      Thus, by analogy, philosophical propositions will involve primitive terms, to be arrived at, undoubtably, by a kind of conceptual analysis.

Usage notes[edit]

  • "Undoubtably" is considered to be nonstandard English by some authorities (for example, Garner's Modern American Usage (2009)), and the term is seldom found in modern literary writing.[1] The Oxford English Dictionary provides no examples of usage after 1513 and characterizes "undoubtably" as "? Obs.," wondering whether the term is obsolete.[2] Nevertheless, many examples of its usage can be found in 20th- and 21st-century popular English and in contemporary academic journals.

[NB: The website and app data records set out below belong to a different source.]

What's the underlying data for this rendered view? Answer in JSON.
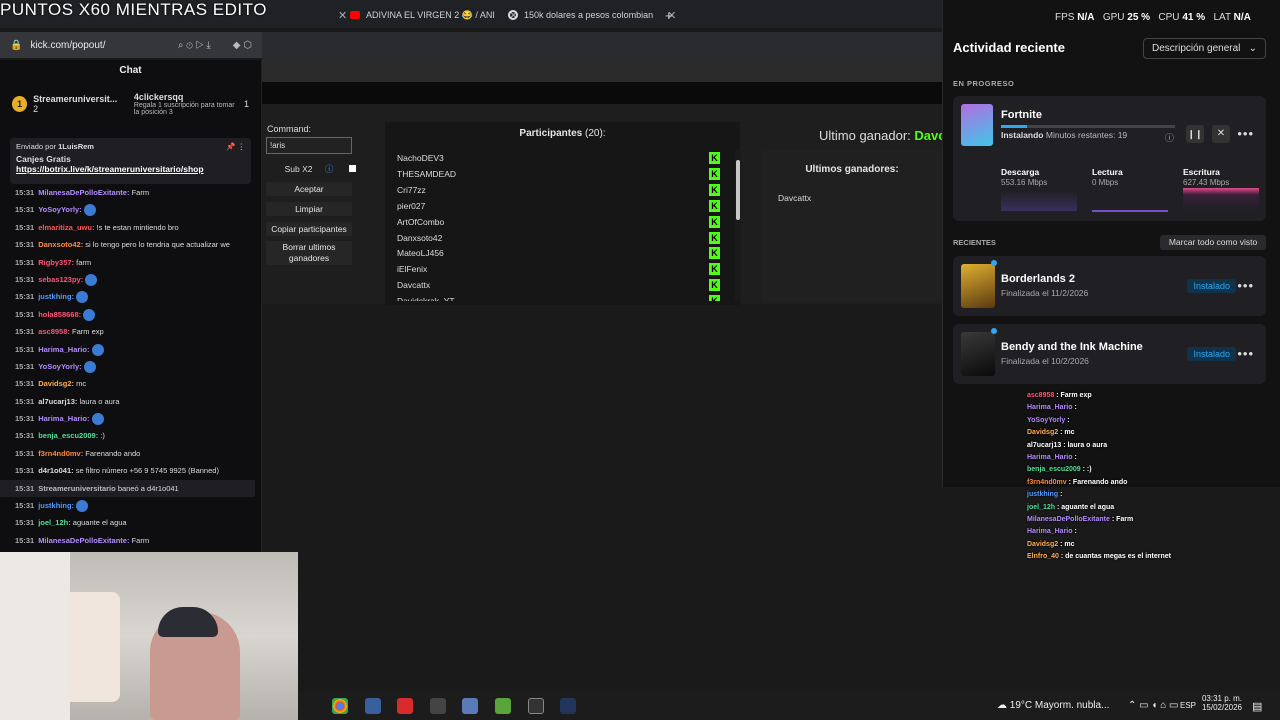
{
  "overlay_title": "PUNTOS X60 MIENTRAS EDITO",
  "tabs": [
    {
      "label": "ADIVINA EL VIRGEN 2 😂 / ANI"
    },
    {
      "label": "150k dolares a pesos colombian"
    }
  ],
  "address": "kick.com/popout/",
  "chat": {
    "title": "Chat",
    "leader1": {
      "name": "Streameruniversit...",
      "count": "2",
      "rank": "1"
    },
    "leader2": {
      "name": "4clickersqq",
      "count": "1",
      "note": "Regala 1 suscripción para tomar la posición 3"
    },
    "pinned": {
      "by": "Enviado por",
      "user": "1LuisRem",
      "title": "Canjes Gratis",
      "link": "https://botrix.live/k/streameruniversitario/shop"
    },
    "messages": [
      {
        "time": "15:31",
        "user": "MilanesaDePolloExitante:",
        "text": "Farm",
        "color": "#b38cff"
      },
      {
        "time": "15:31",
        "user": "YoSoyYorly:",
        "text": "",
        "color": "#b38cff"
      },
      {
        "time": "15:31",
        "user": "elmaritiza_uwu:",
        "text": "!s te estan mintiendo bro",
        "color": "#ff5555"
      },
      {
        "time": "15:31",
        "user": "Danxsoto42:",
        "text": "si lo tengo pero lo tendria que actualizar we",
        "color": "#ff8844"
      },
      {
        "time": "15:31",
        "user": "Rigby357:",
        "text": "farm",
        "color": "#ff5577"
      },
      {
        "time": "15:31",
        "user": "sebas123py:",
        "text": "",
        "color": "#ff5577"
      },
      {
        "time": "15:31",
        "user": "justkhing:",
        "text": "",
        "color": "#5599ff"
      },
      {
        "time": "15:31",
        "user": "hola858668:",
        "text": "",
        "color": "#ff5577"
      },
      {
        "time": "15:31",
        "user": "asc8958:",
        "text": "Farm exp",
        "color": "#ff5577"
      },
      {
        "time": "15:31",
        "user": "Harima_Hario:",
        "text": "",
        "color": "#b38cff"
      },
      {
        "time": "15:31",
        "user": "YoSoyYorly:",
        "text": "",
        "color": "#b38cff"
      },
      {
        "time": "15:31",
        "user": "Davidsg2:",
        "text": "mc",
        "color": "#ffaa55"
      },
      {
        "time": "15:31",
        "user": "al7ucarj13:",
        "text": "laura o aura",
        "color": "#dddddd"
      },
      {
        "time": "15:31",
        "user": "Harima_Hario:",
        "text": "",
        "color": "#b38cff"
      },
      {
        "time": "15:31",
        "user": "benja_escu2009:",
        "text": ":)",
        "color": "#55dd99"
      },
      {
        "time": "15:31",
        "user": "f3rn4nd0mv:",
        "text": "Farenando ando",
        "color": "#ff8844"
      },
      {
        "time": "15:31",
        "user": "d4r1o041:",
        "text": "se filtro número +56 9 5745 9925 (Banned)",
        "color": "#dddddd"
      },
      {
        "time": "15:31",
        "user": "Streameruniversitario",
        "text": "baneó a d4r1o041",
        "color": "#bbbbbb"
      },
      {
        "time": "15:31",
        "user": "justkhing:",
        "text": "",
        "color": "#5599ff"
      },
      {
        "time": "15:31",
        "user": "joel_12h:",
        "text": "aguante el agua",
        "color": "#55dd99"
      },
      {
        "time": "15:31",
        "user": "MilanesaDePolloExitante:",
        "text": "Farm",
        "color": "#b38cff"
      }
    ]
  },
  "tool": {
    "command_label": "Command:",
    "command_value": "!aris",
    "sub_label": "Sub X2",
    "buttons": [
      "Aceptar",
      "Limpiar",
      "Copiar participantes",
      "Borrar ultimos ganadores"
    ],
    "participants_title": "Participantes",
    "participants_count": "(20):",
    "participants": [
      "NachoDEV3",
      "THESAMDEAD",
      "Cri77zz",
      "pier027",
      "ArtOfCombo",
      "Danxsoto42",
      "MateoLJ456",
      "iElFenix",
      "Davcattx",
      "Davidckrak_YT"
    ],
    "last_winner_label": "Ultimo ganador:",
    "last_winner": "Davc",
    "winners_title": "Ultimos ganadores:",
    "winners": [
      "Davcattx"
    ]
  },
  "epic": {
    "stats": {
      "fps_label": "FPS",
      "fps": "N/A",
      "gpu_label": "GPU",
      "gpu": "25 %",
      "cpu_label": "CPU",
      "cpu": "41 %",
      "lat_label": "LAT",
      "lat": "N/A"
    },
    "title": "Actividad reciente",
    "dropdown": "Descripción general",
    "in_progress": "EN PROGRESO",
    "game": "Fortnite",
    "status": "Instalando",
    "remaining": "Minutos restantes: 19",
    "progress": 0.15,
    "download_label": "Descarga",
    "download": "553.16 Mbps",
    "read_label": "Lectura",
    "read": "0 Mbps",
    "write_label": "Escritura",
    "write": "627.43 Mbps",
    "recent": "RECIENTES",
    "mark_all": "Marcar todo como visto",
    "recent_items": [
      {
        "name": "Borderlands 2",
        "date": "Finalizada el 11/2/2026",
        "badge": "Instalado"
      },
      {
        "name": "Bendy and the Ink Machine",
        "date": "Finalizada el 10/2/2026",
        "badge": "Instalado"
      }
    ]
  },
  "overlay_chat": [
    {
      "user": "asc8958",
      "text": ": Farm exp",
      "color": "#ff5577"
    },
    {
      "user": "Harima_Hario",
      "text": ":",
      "color": "#b38cff"
    },
    {
      "user": "YoSoyYorly",
      "text": ":",
      "color": "#b38cff"
    },
    {
      "user": "Davidsg2",
      "text": ": mc",
      "color": "#ffaa55"
    },
    {
      "user": "al7ucarj13",
      "text": ": laura o aura",
      "color": "#ffffff"
    },
    {
      "user": "Harima_Hario",
      "text": ":",
      "color": "#b38cff"
    },
    {
      "user": "benja_escu2009",
      "text": ": :)",
      "color": "#55dd99"
    },
    {
      "user": "f3rn4nd0mv",
      "text": ": Farenando ando",
      "color": "#ff8844"
    },
    {
      "user": "justkhing",
      "text": ":",
      "color": "#5599ff"
    },
    {
      "user": "joel_12h",
      "text": ": aguante el agua",
      "color": "#55dd99"
    },
    {
      "user": "MilanesaDePolloExitante",
      "text": ": Farm",
      "color": "#b38cff"
    },
    {
      "user": "Harima_Hario",
      "text": ":",
      "color": "#b38cff"
    },
    {
      "user": "Davidsg2",
      "text": ": mc",
      "color": "#ffaa55"
    },
    {
      "user": "Elnfro_40",
      "text": ": de cuantas megas es el internet",
      "color": "#ffaa55"
    }
  ],
  "taskbar": {
    "weather": "19°C",
    "weather_text": "Mayorm. nubla...",
    "lang": "ESP",
    "time": "03:31 p. m.",
    "date": "15/02/2026"
  }
}
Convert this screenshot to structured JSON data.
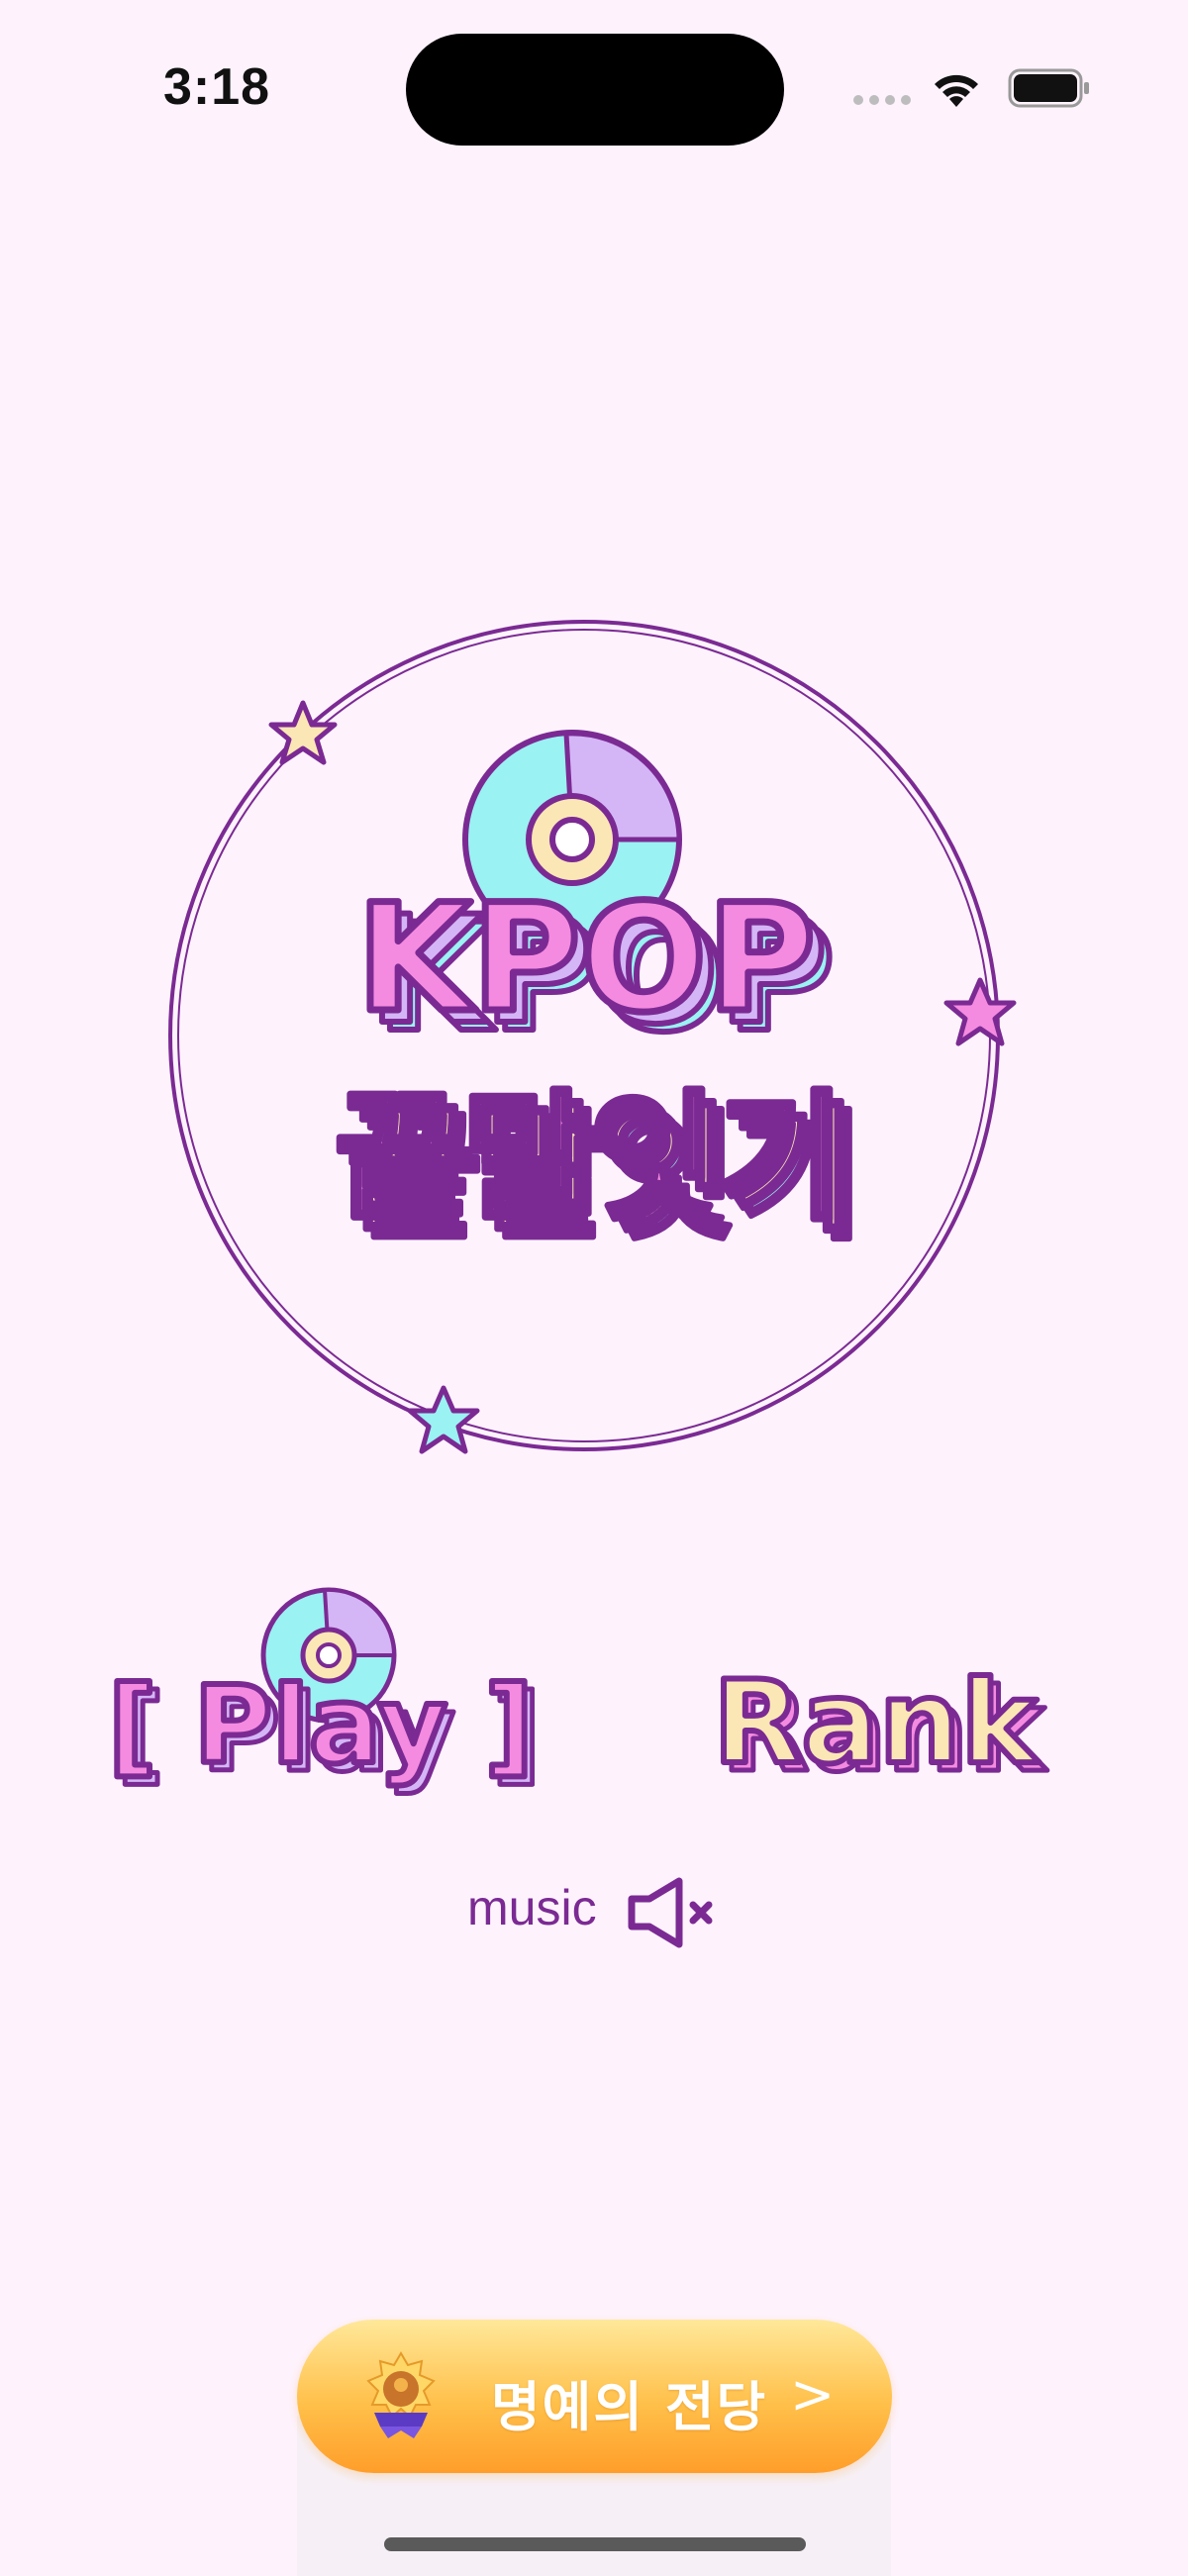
{
  "status_bar": {
    "time": "3:18"
  },
  "logo": {
    "title_line1": "KPOP",
    "title_line2": "끝말잇기"
  },
  "menu": {
    "play_label": "[ Play ]",
    "rank_label": "Rank",
    "music_label": "music",
    "music_state": "muted"
  },
  "hall_of_fame": {
    "label": "명예의 전당",
    "chevron": ">"
  },
  "colors": {
    "background": "#FEF3FD",
    "accent_purple": "#7B2A93",
    "pink": "#F58BE0",
    "cyan": "#9AF2F2",
    "lavender": "#D4B6F6",
    "cream": "#FBE7B5",
    "orange_button": "#FFB23F"
  }
}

  1. ^ See, for example, the list of spelling "disturbances" in Melvene M. Draheim, "The Oral Approach in Problems of Writing" (The English Journal, vol. 34, no. 9, Nov. 1945, p. 484) or the inclusion of "undoubtably" in the humorous paragraph depicting spelling errors and nonstandard usages by college students in Loy E. Davis, "And Gladly Teach" (College English, vol. 17, no. 3, Dec. 1955, p. 150).
  2. ^ Oxford English Dictionary, 2nd ed., 1989.